Pledge holder "I’m leaving my cell".. The oldest Palestinian prisoner preparing for freedom after 40 years in the occupation prisons
Ramallah – “I will leave my cell,” a title of two words chosen by the Palestinian prisoner, Karim Younes, in a final message he addressed to his people a few days before the end of his 40-year-long rule in Israeli prisons, during which he lost his parents and the cause he fought for witnessed many changes, and he had to He faces young generations born and raised in his absence.
After leaving his visit in the Israeli “Hadrim” prison yesterday evening, Saturday, his lawyer, Gaid Qassem, said, “Karim gives you peace and salutations…and a few hours separate him from freedom after 40 years of imprisonment in the colonial bastilles,” as he is scheduled to be released on Thursday, corresponding to the fifth. From this January.
insistence on arrest
The Israeli occupation arrested Karim Younes on January 6, 1983, and sentenced him to life imprisonment, and his life sentence was later set at 40 years. In 2013, on the 30th anniversary of his arrest, his father died, and his mother continued to visit him, despite her illness and old age, until she died last May, 8 months before his release.
The prisoner Younis is one of 25 Palestinian prisoners who have been detained by Israel since before the signing of the Oslo Accords in 1993, as it has refused for decades to release them, despite the passage of many exchange deals and mass releases, the last of which was in 2014, when it was scheduled to release the batch. The fourth and last of the old prisoners, however, denied the agreement that was reached at the time within the framework of the negotiations with the Palestinian Authority.
He hoped to emerge victorious
In the letter, entitled “I will leave my cell,” Karim Yunus wrote, “Here I am about to leave my dark cell, in which I learned not to be afraid of the dark. “.
He added, “I have always wished to leave it, wresting my freedom, accompanied by the brothers of the path and the comrades of the struggle, imagining a reception that expresses victory and a great achievement. I feel disappointed and helpless, especially when I look into the eyes of one of them, some of whom have been in captivity for more than three decades.”
In an indirect message to all Palestinians, Yunus – who is from the town of Ara in the occupied Palestinian triangle in 1948 – talked about the difficulty of leaving his comrades in captivity. He said, “I am leaving, but my soul remains with those who hold on to the embers who keep the embers of the Palestinian struggle as a whole, with those who have not and will not be broken, but the years of their lives slip from under them, above them, in front of them, and behind them, and they still aspire to see the sun of freedom.”
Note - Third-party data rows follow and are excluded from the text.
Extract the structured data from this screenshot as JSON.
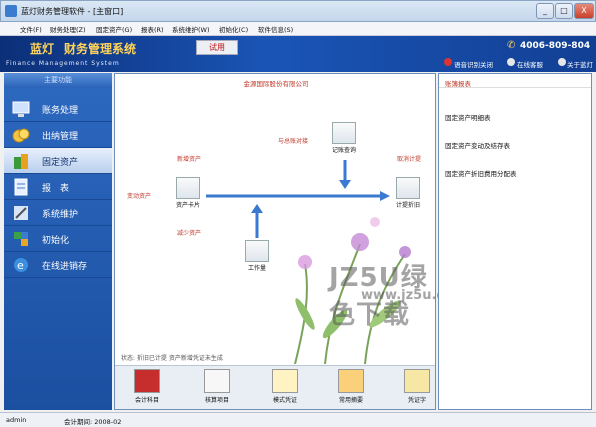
{
  "window": {
    "title": "蓝灯财务管理软件 - [主窗口]",
    "buttons": [
      "_",
      "□",
      "X"
    ]
  },
  "menu": [
    "文件(F)",
    "财务处理(Z)",
    "固定资产(G)",
    "报表(R)",
    "系统维护(W)",
    "初始化(C)",
    "软件信息(S)"
  ],
  "header": {
    "brand_name": "蓝灯",
    "brand_product": "财务管理系统",
    "trial": "试用",
    "subtitle": "Finance Management System",
    "hotline": "4006-809-804",
    "links": [
      "语音识别关闭",
      "在线客服",
      "关于蓝灯"
    ]
  },
  "sidebar": {
    "title": "主要功能",
    "items": [
      {
        "label": "账务处理",
        "icon": "monitor-icon"
      },
      {
        "label": "出纳管理",
        "icon": "coins-icon"
      },
      {
        "label": "固定资产",
        "icon": "building-icon",
        "active": true
      },
      {
        "label": "报　表",
        "icon": "report-icon"
      },
      {
        "label": "系统维护",
        "icon": "tools-icon"
      },
      {
        "label": "初始化",
        "icon": "puzzle-icon"
      },
      {
        "label": "在线进销存",
        "icon": "ie-icon"
      }
    ]
  },
  "main": {
    "company": "金源国际股份有限公司",
    "tools": {
      "ledger": "记账查询",
      "asset_card": "资产卡片",
      "depreciation": "计提折旧",
      "workload": "工作量"
    },
    "labels": {
      "voucher_link": "与总账对接",
      "add_asset": "新增资产",
      "change_asset": "变动资产",
      "reduce_asset": "减少资产",
      "cancel_depr": "取消计提"
    },
    "status": "状态: 折旧已计提  资产新增凭证未生成",
    "toolbar": [
      "会计科目",
      "核算项目",
      "模式凭证",
      "常用摘要",
      "凭证字"
    ],
    "watermark": "JZ5U绿色下载",
    "watermark_url": "www.jz5u.com"
  },
  "right": {
    "title": "账簿报表",
    "reports": [
      "固定资产明细表",
      "固定资产变动及结存表",
      "固定资产折旧费用分配表"
    ]
  },
  "statusbar": {
    "user": "admin",
    "period_label": "会计期间: 2008-02"
  }
}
Although he bore the burden of 40 years in captivity, Karim Yunus wonders in his letter, “Unusually perplexed,” as he says, “How long can a prisoner carry his corpse on his back, and continue his life while death walks with him? How can this suffering and slow death keep his fate?” For an endless period in light of an unknown future and a dead end…?”
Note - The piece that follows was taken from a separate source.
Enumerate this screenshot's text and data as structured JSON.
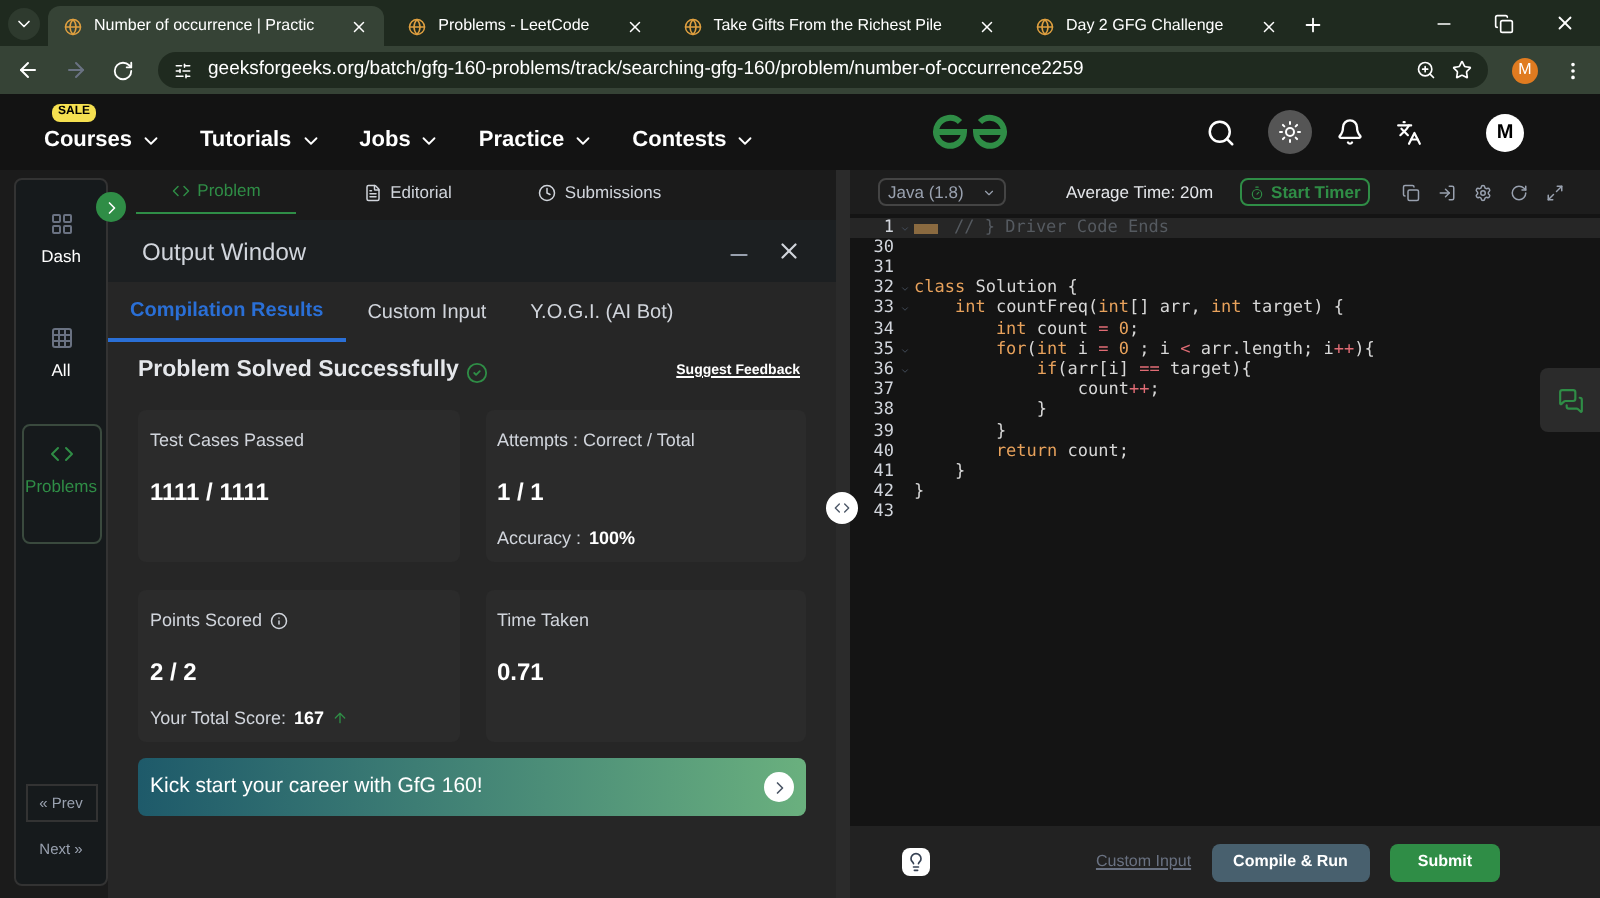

And he continues, “I will leave my cell, knowing that our ship is being battered by international waves from all sides, regional storms from east and west, local earthquakes, and aggressive volcanoes that are about to swallow it, as it moves away from the shore its captain tried to anchor to more than a quarter of a century ago.”
Karim Younis did not forget solidarity with him and with the prisoners in the occupation prisons in Palestine and the diaspora, “who embraced us and our cause over all those years, and were loyal to our cause and the cause of our people, which always gives us renewed hope, and a firm conviction in the justice of our cause, the sincerity of our affiliation, the feasibility and the essence of our struggle.” .
A world like no other
Yunus, after 4 decades in captivity, is preparing to meet “a generation unlike his generation,” as he wrote, and said, “I will leave my cell, raising my hat to a generation that undoubtedly does not resemble my generation, a generation of young men and women activists who have been at the forefront of the scene in recent years.. It is clear that they are Stronger, bolder, braver, and more deserving of receiving the banner… despite the atmosphere of rushing.”
Karim Yunus does not hide his fear of a world that does not resemble his world, preparing to meet it, and he wrote, “After a few days, the fear overwhelms me with the approach of a world that does not resemble my world,” but he seemed more ready for a moment “in which I must pass through my old wounds, and my old memories.”
He says, “A moment in which I can smile in the face of my old image, without feeling remorse or disappointment, and without having to prove the obvious that I have lived and experienced for 40 years, so that I can adapt to my new mirror.”
He concluded his message, “I am returning to sing with my people everywhere the anthem of my country, the anthem of the fedayeen … the anthem of return and liberation.”